No, they are two ways of describing the same thing. In fact, there are a number of different ways that lenders refer to them, including:
Agreement in principle (AIP)
Mortgage in principle (MIP)
Mortgage agreement in principle
Decision in principle (DIP)
Approval in principle
Yes it’s possible to get them from a number of lenders to see which one would potentially offer you the best terms.
However, it’s usually quicker to go to a broker who can look at this information for you and help you choose the most suitable lender before you apply.
YOUR HOME/PROPERTY MAY BE REPOSSESSED IF YOU DO NOT KEEP UP WITH YOUR MORTGAGE REPAYMENTS.
The FCA does not regulate mortgages on commercial or investment buy-to-let properties.

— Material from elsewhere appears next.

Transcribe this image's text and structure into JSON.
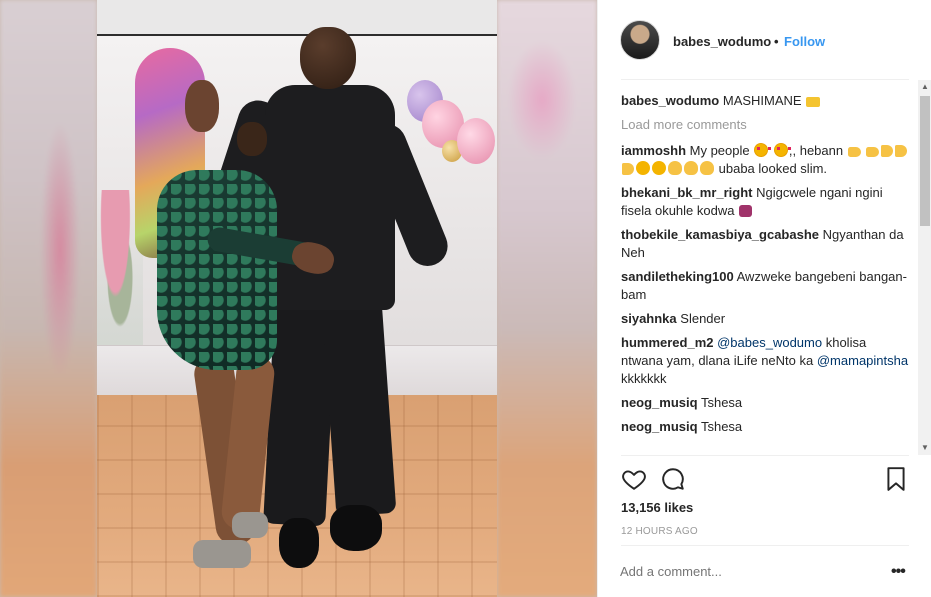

Uswitch makes introductions to Mojo Mortgages to provide mortgage solutions. Uswitch and Mojo Mortgages are part of the same group of companies. Uswitch Limited is authorised and regulated by the Financial Conduct Authority (FCA) under firm reference number 312850. You can check this on the Financial Services Register by visiting the FCA website. Uswitch Limited is registered in England and Wales (Company No 03612689) The Cooperage, 5 Copper Row, London SE1 2LH. Mojo Mortgages is a trading style of Life's Great Limited which is registered in England and Wales (06246376). Mojo are authorised and regulated by the Financial Conduct Authority and are on the Financial Services Register (478215) Mojo’s registered office is The Cooperage, 5 Copper Row, London, SE1 2LH, and head office is WeWork No. 1 Spinningfields, Quay Street, Manchester, M3 3JE. To contact Mojo by phone, please call 0333 123 0012.